Segment Open

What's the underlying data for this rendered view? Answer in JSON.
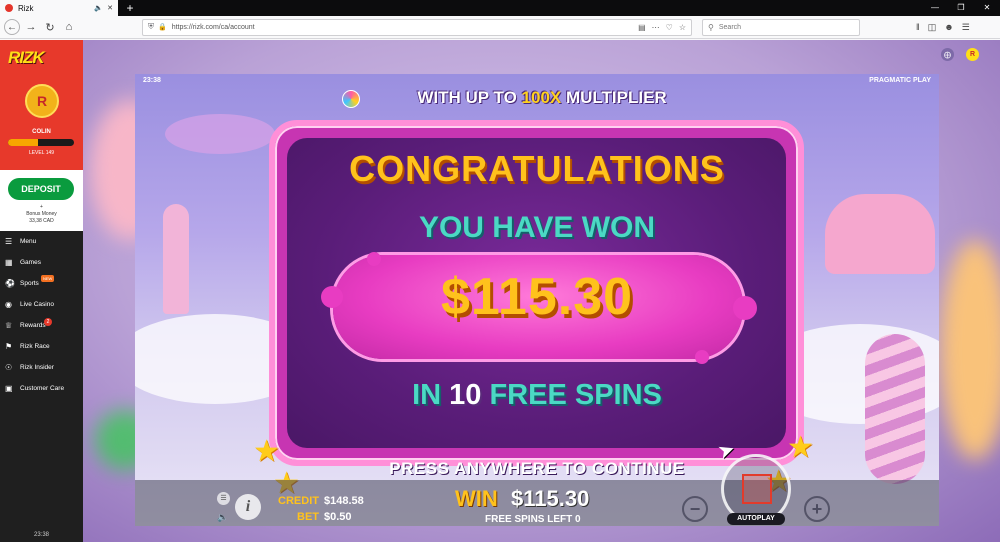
{
  "browser": {
    "tab_title": "Rizk",
    "url": "https://rizk.com/ca/account",
    "search_placeholder": "Search",
    "new_tab": "+"
  },
  "sidebar": {
    "logo": "RIZK",
    "user_name": "COLIN",
    "level_label": "LEVEL 149",
    "level_progress": 0.45,
    "deposit_label": "DEPOSIT",
    "plus": "+",
    "bonus_label": "Bonus Money",
    "bonus_value": "33,38 CAD",
    "menu": [
      {
        "label": "Menu",
        "icon": "hamburger-icon"
      },
      {
        "label": "Games",
        "icon": "games-icon"
      },
      {
        "label": "Sports",
        "icon": "soccer-ball-icon",
        "badge": "NEW"
      },
      {
        "label": "Live Casino",
        "icon": "live-casino-icon"
      },
      {
        "label": "Rewards",
        "icon": "trophy-icon",
        "badge": "2"
      },
      {
        "label": "Rizk Race",
        "icon": "race-icon"
      },
      {
        "label": "Rizk Insider",
        "icon": "globe-icon"
      },
      {
        "label": "Customer Care",
        "icon": "chat-icon"
      }
    ],
    "clock": "23:38"
  },
  "game": {
    "clock": "23:38",
    "provider": "PRAGMATIC PLAY",
    "banner_pre": "WITH UP TO ",
    "banner_hl": "100X",
    "banner_post": " MULTIPLIER",
    "congrats": "CONGRATULATIONS",
    "you_have_won": "YOU HAVE WON",
    "amount": "$115.30",
    "spins_in": "IN ",
    "spins_num": "10",
    "spins_post": " FREE SPINS",
    "press": "PRESS ANYWHERE TO CONTINUE",
    "credit_label": "CREDIT",
    "credit_value": "$148.58",
    "bet_label": "BET",
    "bet_value": "$0.50",
    "win_label": "WIN",
    "win_value": "$115.30",
    "free_spins_left": "FREE SPINS LEFT 0",
    "autoplay": "AUTOPLAY"
  },
  "colors": {
    "brand_red": "#e7392b",
    "deposit_green": "#0a9b3e",
    "gold": "#ffc21c",
    "teal": "#4bd9c4",
    "panel_pink": "#c735b2"
  }
}
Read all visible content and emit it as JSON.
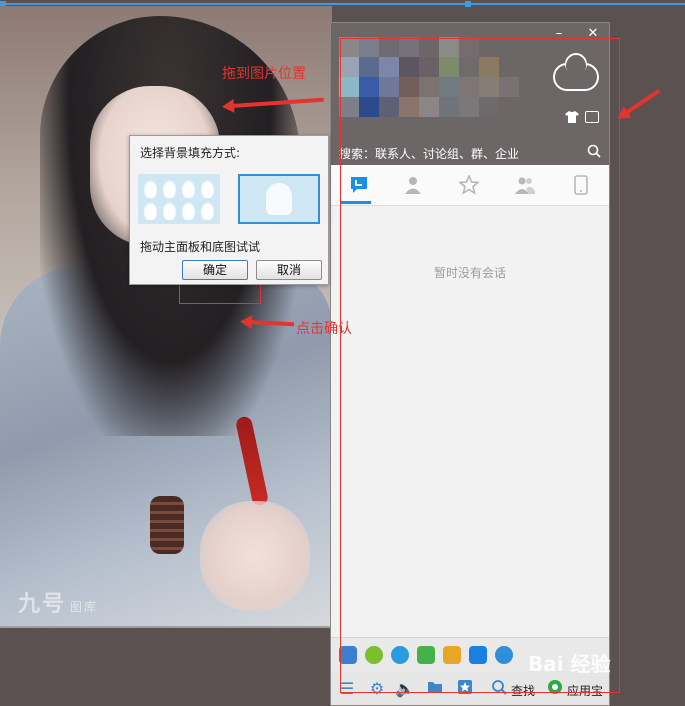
{
  "dialog": {
    "title": "选择背景填充方式:",
    "hint": "拖动主面板和底图试试",
    "ok_label": "确定",
    "cancel_label": "取消"
  },
  "panel": {
    "search_text": "搜索：联系人、讨论组、群、企业",
    "empty_message": "暂时没有会话",
    "tabs": [
      "recent-sessions-icon",
      "contacts-icon",
      "favorites-icon",
      "groups-icon",
      "phone-icon"
    ],
    "bottom_search_label": "查找",
    "bottom_app_label": "应用宝"
  },
  "annotations": {
    "drag_hint": "拖到图片位置",
    "click_hint": "点击确认"
  },
  "photo_watermark": {
    "brand": "九号",
    "sub": "图库"
  },
  "site_watermark": "Bai 经验",
  "colors": {
    "accent": "#1b8fe8",
    "annotation_red": "#e5332f",
    "panel_header": "#6c6667"
  }
}
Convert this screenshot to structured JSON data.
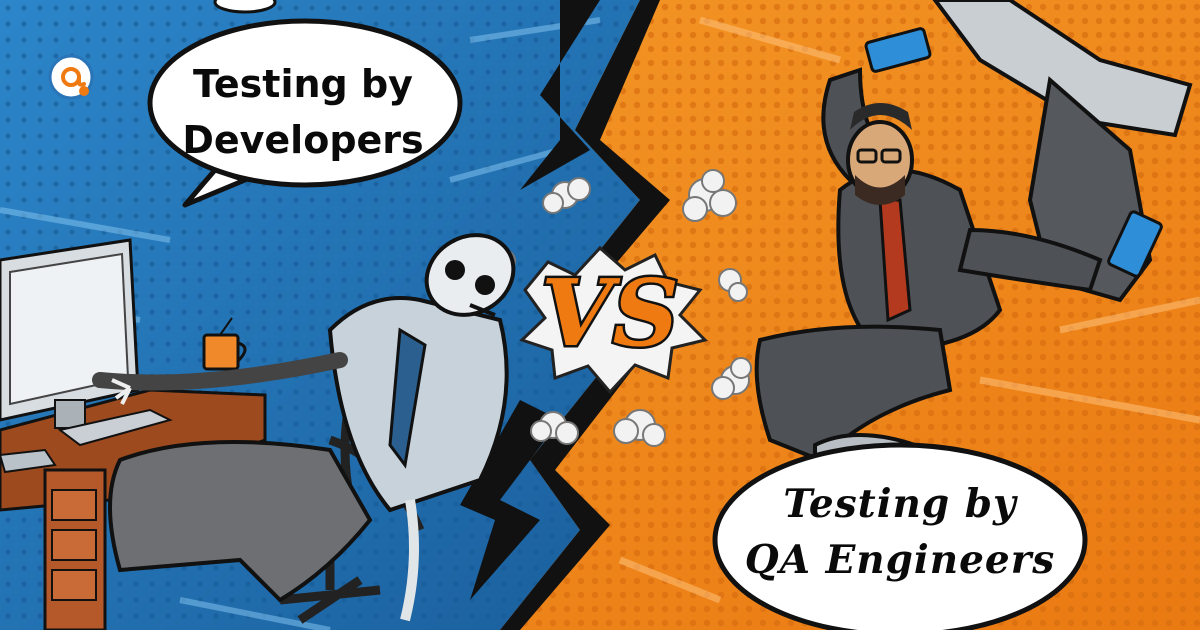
{
  "left_bubble": {
    "line1": "Testing by",
    "line2": "Developers"
  },
  "right_bubble": {
    "line1": "Testing by",
    "line2": "QA Engineers"
  },
  "versus_label": "VS",
  "logo_icon": "qa-at-sign-logo-icon",
  "colors": {
    "left_background": "#1f6fb4",
    "right_background": "#f08a1e",
    "lightning": "#111111",
    "bubble_fill": "#ffffff",
    "vs_letters": "#f07a12",
    "logo_ring": "#2a74b8",
    "logo_dot": "#f07a12"
  }
}
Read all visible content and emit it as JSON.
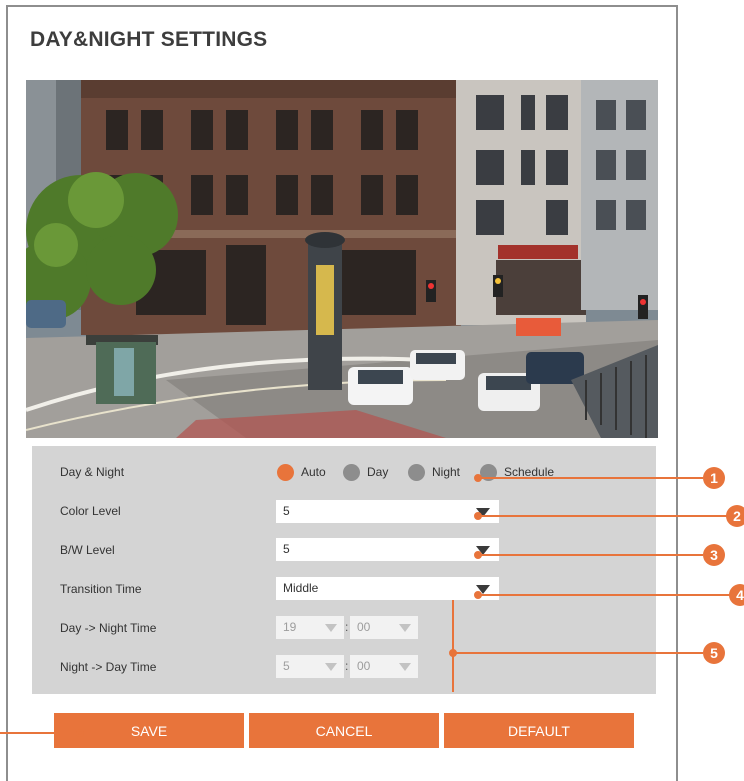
{
  "page": {
    "title": "DAY&NIGHT SETTINGS"
  },
  "day_night": {
    "label": "Day & Night",
    "options": [
      "Auto",
      "Day",
      "Night",
      "Schedule"
    ],
    "selected": "Auto"
  },
  "color_level": {
    "label": "Color Level",
    "value": "5"
  },
  "bw_level": {
    "label": "B/W Level",
    "value": "5"
  },
  "transition_time": {
    "label": "Transition Time",
    "value": "Middle"
  },
  "day_to_night": {
    "label": "Day -> Night Time",
    "hour": "19",
    "minute": "00",
    "separator": ":"
  },
  "night_to_day": {
    "label": "Night -> Day Time",
    "hour": "5",
    "minute": "00",
    "separator": ":"
  },
  "buttons": {
    "save": "SAVE",
    "cancel": "CANCEL",
    "default": "DEFAULT"
  },
  "callouts": [
    "1",
    "2",
    "3",
    "4",
    "5"
  ],
  "colors": {
    "accent": "#e8743b",
    "panel": "#d4d4d4",
    "frame": "#8e8e8e"
  }
}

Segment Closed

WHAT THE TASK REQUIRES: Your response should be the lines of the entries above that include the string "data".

RESPONSE TO THIS EXERCISE:
What's the underlying data for this rendered view? Answer in JSON.
Convert this screenshot to structured JSON data.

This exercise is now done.